Name: Toucan Fruit
Date founded: 2012
Founder: Soraya Bahrami
Despite having studied to become a chartered account, Bahrami was in search of a more holistic lifestyle”.
She said: The banking lifestyle was a superficial one and I wasn’t who I wanted to be nor had the time to pursue my other interests. On my resignation I incorporated the business, taking my knowledge of trade finance and love of exotic fruit and putting them together to create Toucan Fruit.
“We began sourcing exotics from Mauritius as I was keen to promote my heritage and the wonderful rare fruits that grow on this tropical island. I have travelled the world in search of interesting tastes and fantastic rarities which has cumulated in additional Colombian and Thai ranges. They boast an impressive plethora of health benefits too
Bahrami reckons that the company’s biggest fruit imports are: graviola, a large green fruit with rumoured anti-cancer properties; cacao fruit, where raw chocolate is derived from; and durian, which is banned in many Asian countries.
I am definitely looking to bridge the gap between the source countries and the target markets,” she said. As such, I hope to take a more active role in re-exporting and facilitating trade that has not been possible before. My focus currently is acting as a re-exporter to the Middle Eastern market. I am also in talks with European importers and French wholesalers at Rungis market.
I will always to continue to source new and exciting produce from forgotten lands and we are even in the process of setting up our own plantations to conserve some of the very rare fruits that are threatened by extinction. Countries of interest are currently Kenya, Ecuador and Dominica.”
Domestically, the company is tackling the catering industry and supermarkets likeM&SAnd Ocadoto give recognition to these wonderful fruit and allow them to be accessed easily by the customer.
The exotics market is still very new and nowhere near maturity but demand and consumption are definitely increasing,” explained Bahrami. We have seen a keen interest from some of the UK supermarkets which have started to introduce more exotic and rare fruits to test the market and respond to changing consumer tastes.
In particular they are interested in the different passion fruit varieties that we supply, such as maracuya (passion fruit) and granadilla.

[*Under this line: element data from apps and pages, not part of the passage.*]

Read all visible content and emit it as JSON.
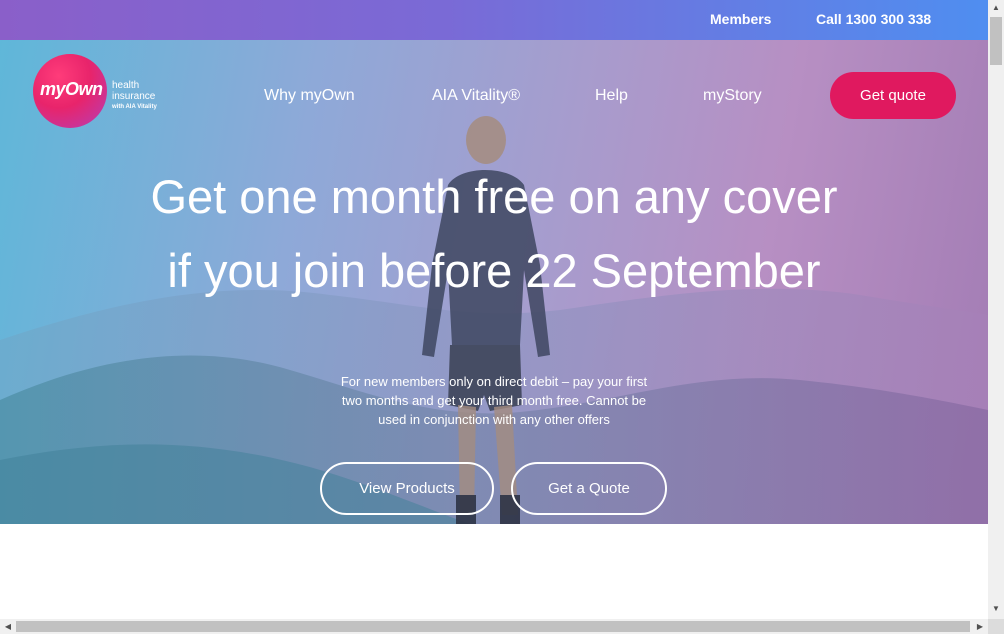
{
  "topbar": {
    "members_label": "Members",
    "call_label": "Call 1300 300 338"
  },
  "logo": {
    "brand": "myOwn",
    "line1": "health",
    "line2": "insurance",
    "line3": "with AIA Vitality"
  },
  "nav": {
    "items": [
      {
        "label": "Why myOwn"
      },
      {
        "label": "AIA Vitality®"
      },
      {
        "label": "Help"
      },
      {
        "label": "myStory"
      }
    ],
    "cta_label": "Get quote"
  },
  "hero": {
    "headline_line1": "Get one month free on any cover",
    "headline_line2": "if you join before 22 September",
    "subtext": "For new members only on direct debit – pay your first two months and get your third month free. Cannot be used in conjunction with any other offers",
    "view_products_label": "View Products",
    "get_quote_label": "Get a Quote"
  },
  "colors": {
    "accent": "#e0195f",
    "topbar_start": "#8a5fc9",
    "topbar_end": "#4f8ef0"
  },
  "icons": {
    "scroll_up": "triangle-up-icon",
    "scroll_down": "triangle-down-icon",
    "scroll_left": "triangle-left-icon",
    "scroll_right": "triangle-right-icon"
  }
}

Harrods has radically changed its produce department to place a greater emphasis on exotics because they know that as people travel more and see these fruits they will increasingly demand them.
“With the heightening health craze we are also seeing demand for exciting and nutritional products and a desire to go back to basics.